This one will use pretty much the exact same list of colors at the first painting. Again, we’ve got our stretched canvas and we’ll just take a bit of the [Kitten] That’s Yellow and start working on making a pair of goalposts. Because this time, I feel like this is a nice little scene at the end zone. We’ll use our large paint knife and just get a little roll of the [Kitten] That’s Yellow and with no pressure, no pressure at all, just draw the knife down. Yeah, that’s good. Now the other post just a little bit off to the right, and the next thing you know you’ve got some nice happy little goalposts waiting for you.
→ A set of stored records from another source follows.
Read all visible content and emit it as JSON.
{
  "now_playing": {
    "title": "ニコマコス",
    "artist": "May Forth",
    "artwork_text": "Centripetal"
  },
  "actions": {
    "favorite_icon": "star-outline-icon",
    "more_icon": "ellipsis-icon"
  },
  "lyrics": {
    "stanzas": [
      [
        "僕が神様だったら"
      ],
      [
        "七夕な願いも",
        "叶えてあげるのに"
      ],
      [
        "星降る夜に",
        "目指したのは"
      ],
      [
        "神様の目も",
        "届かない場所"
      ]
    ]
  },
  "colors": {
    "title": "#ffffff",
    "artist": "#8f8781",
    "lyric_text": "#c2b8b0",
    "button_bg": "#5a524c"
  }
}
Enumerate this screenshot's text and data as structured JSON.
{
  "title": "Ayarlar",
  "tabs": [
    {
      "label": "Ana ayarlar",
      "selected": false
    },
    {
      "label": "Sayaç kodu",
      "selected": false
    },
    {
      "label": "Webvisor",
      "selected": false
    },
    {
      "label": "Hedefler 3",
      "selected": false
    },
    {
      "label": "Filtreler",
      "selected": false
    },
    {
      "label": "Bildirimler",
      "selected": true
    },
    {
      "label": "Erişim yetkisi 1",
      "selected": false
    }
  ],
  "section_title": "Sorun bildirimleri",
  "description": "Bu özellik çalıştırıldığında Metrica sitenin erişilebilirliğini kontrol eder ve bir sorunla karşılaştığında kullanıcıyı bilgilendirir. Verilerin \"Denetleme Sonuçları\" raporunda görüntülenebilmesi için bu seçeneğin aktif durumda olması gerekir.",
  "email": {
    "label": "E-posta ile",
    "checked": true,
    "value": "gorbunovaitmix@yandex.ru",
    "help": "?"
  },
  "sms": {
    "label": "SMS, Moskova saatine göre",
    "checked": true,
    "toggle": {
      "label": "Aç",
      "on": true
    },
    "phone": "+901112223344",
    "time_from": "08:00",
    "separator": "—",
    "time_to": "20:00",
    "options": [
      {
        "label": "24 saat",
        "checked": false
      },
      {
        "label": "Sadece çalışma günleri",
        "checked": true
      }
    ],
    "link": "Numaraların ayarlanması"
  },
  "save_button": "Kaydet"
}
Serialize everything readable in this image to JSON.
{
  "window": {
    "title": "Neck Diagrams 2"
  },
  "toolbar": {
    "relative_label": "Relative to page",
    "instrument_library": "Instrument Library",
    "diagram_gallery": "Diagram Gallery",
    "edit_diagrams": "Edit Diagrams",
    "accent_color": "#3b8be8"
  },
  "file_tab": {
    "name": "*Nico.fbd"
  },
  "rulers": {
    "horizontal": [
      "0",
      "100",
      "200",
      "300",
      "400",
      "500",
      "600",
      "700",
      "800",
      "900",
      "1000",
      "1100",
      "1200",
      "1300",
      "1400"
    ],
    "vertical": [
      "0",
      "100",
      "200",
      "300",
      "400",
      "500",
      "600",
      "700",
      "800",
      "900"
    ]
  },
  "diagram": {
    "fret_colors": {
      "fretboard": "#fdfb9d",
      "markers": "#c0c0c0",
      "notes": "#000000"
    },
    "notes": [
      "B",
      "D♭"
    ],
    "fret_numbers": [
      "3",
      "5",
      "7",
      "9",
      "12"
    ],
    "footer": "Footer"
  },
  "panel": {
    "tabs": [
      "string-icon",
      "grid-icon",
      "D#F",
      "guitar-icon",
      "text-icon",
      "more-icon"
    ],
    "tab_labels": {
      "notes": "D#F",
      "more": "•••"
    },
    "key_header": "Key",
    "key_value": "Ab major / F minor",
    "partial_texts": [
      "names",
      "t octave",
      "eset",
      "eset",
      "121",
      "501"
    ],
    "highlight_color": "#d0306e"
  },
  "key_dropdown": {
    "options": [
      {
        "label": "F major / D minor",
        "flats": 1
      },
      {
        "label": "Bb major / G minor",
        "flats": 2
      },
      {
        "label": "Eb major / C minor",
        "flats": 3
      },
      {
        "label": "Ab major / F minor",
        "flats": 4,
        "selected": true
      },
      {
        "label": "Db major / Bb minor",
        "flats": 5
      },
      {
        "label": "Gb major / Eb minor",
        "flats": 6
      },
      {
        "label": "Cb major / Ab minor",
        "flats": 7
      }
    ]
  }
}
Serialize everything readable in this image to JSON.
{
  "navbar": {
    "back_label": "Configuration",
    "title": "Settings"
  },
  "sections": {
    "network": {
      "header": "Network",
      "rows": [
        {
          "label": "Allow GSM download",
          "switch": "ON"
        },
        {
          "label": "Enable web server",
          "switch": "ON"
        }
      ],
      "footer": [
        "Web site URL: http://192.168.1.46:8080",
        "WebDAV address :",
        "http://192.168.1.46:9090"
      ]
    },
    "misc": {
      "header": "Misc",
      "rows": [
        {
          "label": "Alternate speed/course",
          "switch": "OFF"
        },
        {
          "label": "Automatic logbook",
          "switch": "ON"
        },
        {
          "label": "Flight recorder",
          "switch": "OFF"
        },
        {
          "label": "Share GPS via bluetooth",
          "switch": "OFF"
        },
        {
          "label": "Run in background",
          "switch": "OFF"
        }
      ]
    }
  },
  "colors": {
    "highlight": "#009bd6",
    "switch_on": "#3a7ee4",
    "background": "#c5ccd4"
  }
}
I look at these goalposts and I feel like this is a field goal situation. I don’t know why exactly, but field goals just speak to me, you know? A good, safe, little situation where points are easy to come by, and everybody loves points, don’t they? Sure they do.

Now we’re going to need some special teams players to make up our little field goal unit for our scene. So we’re going to need a lot of the Deep Steel Blue, a bit of Liberty White, and just the barest hint of Battle Red. Get them all mixed together, but not too well. Leave this color nice and marbled so it’s not all combined together. Use your little chisel brush and just tap the canvas gently with it. Very, very gently.

If you’re feeling brave, after filling in our special teams boys, you can take some of the Fake Grass Green and using the ol’ liner brush you can start filling in the space around some of these players. But you don’t have to. It’s all your world. You get to make the call, Brian.

Just like in the last painting, we’ll need a defense who’ll threaten to stop the field goal. Conflict is essential to making a great little painting about football, even if the action is all still, or even moving very slowly. Let’s get a bit of the Gorilla Crap Silver and Some Other Kind of Blue, I Guess and McNair White and dab some Cowboys. Again, you don’t have to worry about detail because they don’t matter as much to this. Nobody’s paying attention to them here.

And we can see that indifference in the players, how they barely look interested in trying to stop the oncoming field goal. These happy little field goals can cause a lot of problems to certain teams and this is one of them. Maybe one day they’ll learn that the field goal is the cornerstone for any good, solid, functioning offense.

Now there’s just the matter of filling in the rest of the canvas, so go ahead and load up on the Fake Grass Green on a two-inch fan brush and just sweep over the McNair White canvas. Be careful not to go too crazy with it because a little of the Fake Grass Green can go a long way. Just keep the hash marks in mind while you’re painting. Once you paint the field, take a bit of paint thinner and mix it with the McNair White, and just take a little liner brush, just a little liner brush, and mark them in. Remember a thin paint always sticks to a thick paint.

And let’s get a little referee in the background with some of the Midnight Black and more McNair White. Just a little hint of it, just enough to know that the referee is there, watching silently over the game.

Let’s have a bit of fun and go paint the whole field goal process.

There. Oh, I like that. That’s nice. I love to do these happy scenes of points being scored by the Texans, and without as much risk of injury as a normal football play. It really is the best way possible to score.

And with this, I think we’ll call these plays finished. I really hope you enjoyed these pictures. They’re very easy to create and they’re sure to cause your friends to react in ways you might not even expect of them. And that’s what makes calling and painting these plays so much fun, at least for me.

That’ll do it for us today. From all of us here, I’d like to wish you happy football, and bless you, my friend.

[80s Soft Rock theme plays gently]